Sometimes I would follow the priests to out-stations or villages to celebrate Mass. The walking or crossing rivers or even long drives didn’t bother me, I was so happy doing so. I would encourage my friends, Catholic and non-Catholic alike to take part in Mass animation, in organizing activities, in volunteering for work around campus, to take the lead when the need arose. Thus they would share their gifts and talents with others. I was always a friend encouraging others to be good and to do good. Sometimes I’d laugh at myself because life before Don Bosco was a selfish one but here I was loving strangers and wishing them nothing but the best. From being such a gloomy, boring person, I had grown to be a very lively and joyous person. This new girl and the new attitude amazed me. The Salesians were helping me grow. I couldn’t believe what was happening to me. Don Bosco had taught me how to live and how to love.
Being a young person has a lot of challenges as we struggle to figure out what to be influenced by. It’s the peak years of one’s life. One may be affected by social standings; the need to fit in, family situations, peer pressure in school, where to live, unemployment, social media trends, are just a few. But if you allow the grace of God to be your safe haven, you will experience contentment and satisfaction in life.

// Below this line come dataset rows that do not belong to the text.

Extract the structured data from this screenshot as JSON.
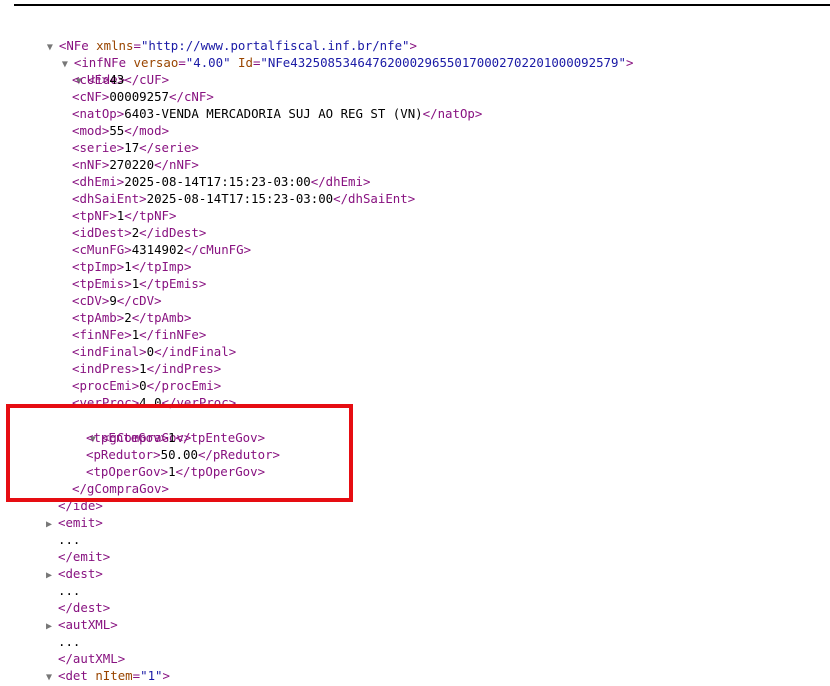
{
  "colors": {
    "tag": "#881280",
    "attr_name": "#994500",
    "attr_value": "#1a1aa6",
    "highlight": "#e60d12"
  },
  "icons": {
    "expanded": "triangle-down-icon",
    "collapsed": "triangle-right-icon"
  },
  "root": {
    "name": "NFe",
    "attr": "xmlns",
    "value": "\"http://www.portalfiscal.inf.br/nfe\""
  },
  "infNFe": {
    "name": "infNFe",
    "attrs": [
      {
        "name": "versao",
        "value": "\"4.00\""
      },
      {
        "name": "Id",
        "value": "\"NFe43250853464762000296550170002702201000092579\""
      }
    ]
  },
  "ide": {
    "name": "ide",
    "fields": [
      {
        "tag": "cUF",
        "value": "43"
      },
      {
        "tag": "cNF",
        "value": "00009257"
      },
      {
        "tag": "natOp",
        "value": "6403-VENDA MERCADORIA SUJ AO REG ST (VN)"
      },
      {
        "tag": "mod",
        "value": "55"
      },
      {
        "tag": "serie",
        "value": "17"
      },
      {
        "tag": "nNF",
        "value": "270220"
      },
      {
        "tag": "dhEmi",
        "value": "2025-08-14T17:15:23-03:00"
      },
      {
        "tag": "dhSaiEnt",
        "value": "2025-08-14T17:15:23-03:00"
      },
      {
        "tag": "tpNF",
        "value": "1"
      },
      {
        "tag": "idDest",
        "value": "2"
      },
      {
        "tag": "cMunFG",
        "value": "4314902"
      },
      {
        "tag": "tpImp",
        "value": "1"
      },
      {
        "tag": "tpEmis",
        "value": "1"
      },
      {
        "tag": "cDV",
        "value": "9"
      },
      {
        "tag": "tpAmb",
        "value": "2"
      },
      {
        "tag": "finNFe",
        "value": "1"
      },
      {
        "tag": "indFinal",
        "value": "0"
      },
      {
        "tag": "indPres",
        "value": "1"
      },
      {
        "tag": "procEmi",
        "value": "0"
      },
      {
        "tag": "verProc",
        "value": "4.0"
      }
    ]
  },
  "gCompraGov": {
    "name": "gCompraGov",
    "fields": [
      {
        "tag": "tpEnteGov",
        "value": "1"
      },
      {
        "tag": "pRedutor",
        "value": "50.00"
      },
      {
        "tag": "tpOperGov",
        "value": "1"
      }
    ]
  },
  "collapsed": [
    {
      "name": "emit",
      "ellipsis": "..."
    },
    {
      "name": "dest",
      "ellipsis": "..."
    },
    {
      "name": "autXML",
      "ellipsis": "..."
    }
  ],
  "det": {
    "name": "det",
    "attr": "nItem",
    "value": "\"1\""
  }
}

God didn’t promise a perfect life on earth nor does he expect perfection from you. He just wants you to come as you are. He knows you as he is your Creator. You may think that your past is so dark and that you don’t deserve the ‘Light’ but God wants to be your only ‘Light’. Your past will not keep you bound unless you allow it to. Every day presents an opportunity to seek God’s forgiveness because his love for you is strong and constant. Change is possible if you humble yourself and allow God to work in you. When you are at your weakest point, God’s grace is perfected in you. I had totally forgotten I had a past like this, until I was asked to do a video sharing on Youth Alive on the Gospel passage of John 10: 11-18. I smiled and shared my story for the first time in 4 years.
Indeed, he is the Good Shepherd and he has saved me and brought me back to his flock before it was too late. I owe the Salesian Mission my life. St. John Bosco is my role model, and the Salesians are like my other set of parents. I hope one day I will be somewhere in the world as a Salesian missionary too, helping other young people reach their potential. I can’t wait for more opportunities to reach out to more young people because my dear boys and girls, YOU MATTER. In fact God is searching for young people like you to send as well. Will you humble yourself, allow change and be the one he sends?